Antigua Rolls Out the Carpet for Visitors During Holy Week
Introduced by the Spanish in the 16th century, the Andalusian rooted procession celebrating Easter is the largest in the world in Antigua, Guatemala. The entire city of Antigua participates in the Easter Festival (Semana Santa) Holy Week events, while thousands of travelers come to share in the experience.
The events begin on Palm Sunday with floats weighing several tons, carried by up to 100 cucuruchas who parade down the streets. The cucuruchas dress in traditional Mayan grab and carry the floats, which depict images of Jesus of Nazareth and the Holy Virgin, recreating Jesus’ entrance into the city of Jerusalem. The week following is celebrated by many similar events with food, and games, and evening funeral bands playing outside of the churches to complete the days’ festivities.
Good Friday is unmistakable, with black crepe paper lining the buildings and strung through the trees of Antigua. The town’s people are dressed in black and burn incense for the day’s procession event. Leading the procession, a man bearing a crucifix is followed by banners reading Jesus’ last words and mourners praying and crying. At 11pm on Good Friday the image of Jesus Christ is laid to rest in the church.

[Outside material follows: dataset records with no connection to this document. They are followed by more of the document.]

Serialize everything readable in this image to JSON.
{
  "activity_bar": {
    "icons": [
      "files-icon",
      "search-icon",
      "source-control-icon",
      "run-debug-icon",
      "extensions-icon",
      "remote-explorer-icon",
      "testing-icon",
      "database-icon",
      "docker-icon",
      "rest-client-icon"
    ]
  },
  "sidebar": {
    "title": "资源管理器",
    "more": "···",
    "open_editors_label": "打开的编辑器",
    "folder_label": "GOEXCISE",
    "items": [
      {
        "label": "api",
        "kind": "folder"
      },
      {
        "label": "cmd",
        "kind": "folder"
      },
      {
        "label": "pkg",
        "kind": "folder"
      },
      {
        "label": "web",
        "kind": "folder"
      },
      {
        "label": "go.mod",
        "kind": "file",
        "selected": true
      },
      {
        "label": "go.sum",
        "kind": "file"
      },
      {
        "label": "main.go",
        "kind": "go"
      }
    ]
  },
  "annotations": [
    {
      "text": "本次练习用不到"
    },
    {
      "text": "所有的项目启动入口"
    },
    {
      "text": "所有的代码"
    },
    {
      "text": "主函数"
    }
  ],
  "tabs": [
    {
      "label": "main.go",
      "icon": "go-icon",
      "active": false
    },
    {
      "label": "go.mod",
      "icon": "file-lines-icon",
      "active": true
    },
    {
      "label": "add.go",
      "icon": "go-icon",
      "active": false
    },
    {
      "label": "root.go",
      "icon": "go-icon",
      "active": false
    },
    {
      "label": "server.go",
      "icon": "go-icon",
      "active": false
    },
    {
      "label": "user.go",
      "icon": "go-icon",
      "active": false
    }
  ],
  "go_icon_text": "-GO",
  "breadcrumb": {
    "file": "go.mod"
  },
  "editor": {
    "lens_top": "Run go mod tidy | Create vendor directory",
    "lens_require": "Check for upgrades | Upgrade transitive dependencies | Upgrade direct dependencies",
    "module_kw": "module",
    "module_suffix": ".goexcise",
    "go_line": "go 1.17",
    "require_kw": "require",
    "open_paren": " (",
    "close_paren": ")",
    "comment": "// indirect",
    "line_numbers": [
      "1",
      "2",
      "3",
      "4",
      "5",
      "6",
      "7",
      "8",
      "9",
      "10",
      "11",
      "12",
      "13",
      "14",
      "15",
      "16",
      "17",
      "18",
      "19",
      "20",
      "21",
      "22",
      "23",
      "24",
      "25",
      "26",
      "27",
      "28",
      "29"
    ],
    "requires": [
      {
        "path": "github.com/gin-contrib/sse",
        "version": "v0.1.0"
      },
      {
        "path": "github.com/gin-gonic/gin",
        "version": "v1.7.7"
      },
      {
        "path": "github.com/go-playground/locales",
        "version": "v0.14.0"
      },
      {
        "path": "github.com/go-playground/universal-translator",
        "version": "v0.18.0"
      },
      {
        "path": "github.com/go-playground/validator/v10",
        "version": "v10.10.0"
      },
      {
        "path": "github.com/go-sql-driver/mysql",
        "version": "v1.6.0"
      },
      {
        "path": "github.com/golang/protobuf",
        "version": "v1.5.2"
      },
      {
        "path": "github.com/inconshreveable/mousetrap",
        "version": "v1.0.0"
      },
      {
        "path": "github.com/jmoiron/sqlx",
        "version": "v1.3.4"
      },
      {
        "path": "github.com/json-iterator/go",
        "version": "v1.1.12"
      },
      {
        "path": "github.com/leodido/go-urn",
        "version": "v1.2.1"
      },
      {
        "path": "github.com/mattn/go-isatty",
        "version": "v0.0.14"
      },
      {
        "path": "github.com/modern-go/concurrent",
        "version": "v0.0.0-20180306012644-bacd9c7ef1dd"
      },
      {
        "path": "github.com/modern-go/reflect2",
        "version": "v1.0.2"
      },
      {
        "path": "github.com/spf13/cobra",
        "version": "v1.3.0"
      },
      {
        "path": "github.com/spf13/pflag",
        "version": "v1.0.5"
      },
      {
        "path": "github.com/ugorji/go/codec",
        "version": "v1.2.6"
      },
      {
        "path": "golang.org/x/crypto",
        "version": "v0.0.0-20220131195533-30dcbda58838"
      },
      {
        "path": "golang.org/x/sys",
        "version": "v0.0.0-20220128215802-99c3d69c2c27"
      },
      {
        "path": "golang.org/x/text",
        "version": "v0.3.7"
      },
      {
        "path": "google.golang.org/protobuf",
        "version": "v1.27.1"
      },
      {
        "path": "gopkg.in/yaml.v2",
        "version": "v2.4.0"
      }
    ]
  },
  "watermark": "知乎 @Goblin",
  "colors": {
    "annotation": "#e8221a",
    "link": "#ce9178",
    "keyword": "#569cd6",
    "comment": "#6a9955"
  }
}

Smaller floats carried by women in their best dress and high heels line the streets on Holy Saturday. These floats represent the Virgin Mary and lead to the joyous events of Easter Sunday. Easter Sunday represents the exultant resurrection of Christ with fireworks emanating throughout the city.
Although Holy Week stems from a very religious background, one does not have to be a Catholic to appreciate the excitement and energy of Antigua’s celebrations. A very unique element of Antigua’s celebrations, and perhaps a crucial part of Antigua’s popularity for Holy Week is the Mayan component and the fusion of these distinct cultures. Antigua offers to the world an impressive facet to the Easter celebrations, their alfombras. Alfombra means carpet in Arabic.
Antigua residents begin work, sometimes months in advance, for the Holy Week alfombras. These intricately designed carpets are created from sand, colored sawdust, flowers and plants to be given as a sacrificial offering. First, sand is spread across Antigua’s famous cobblestone streets to level the roads, the colored sawdust and decorative flowers and plants are then placed to create vivid scenes from nature, Mayan tradition, and biblical events.
As Antigua rolls out the carpet for the Holy Week processions, visitors can enjoy the vivid colors and aromas throughout the streets of Antigua, while street vendors offer traditional foods and beautiful flowers for sale. When the procession come down the streets the carpets are destroyed and visitors will need to wait until the next year to enjoy this unique tradition again. This year Holy Week will be enjoyed April 9th through the 15th.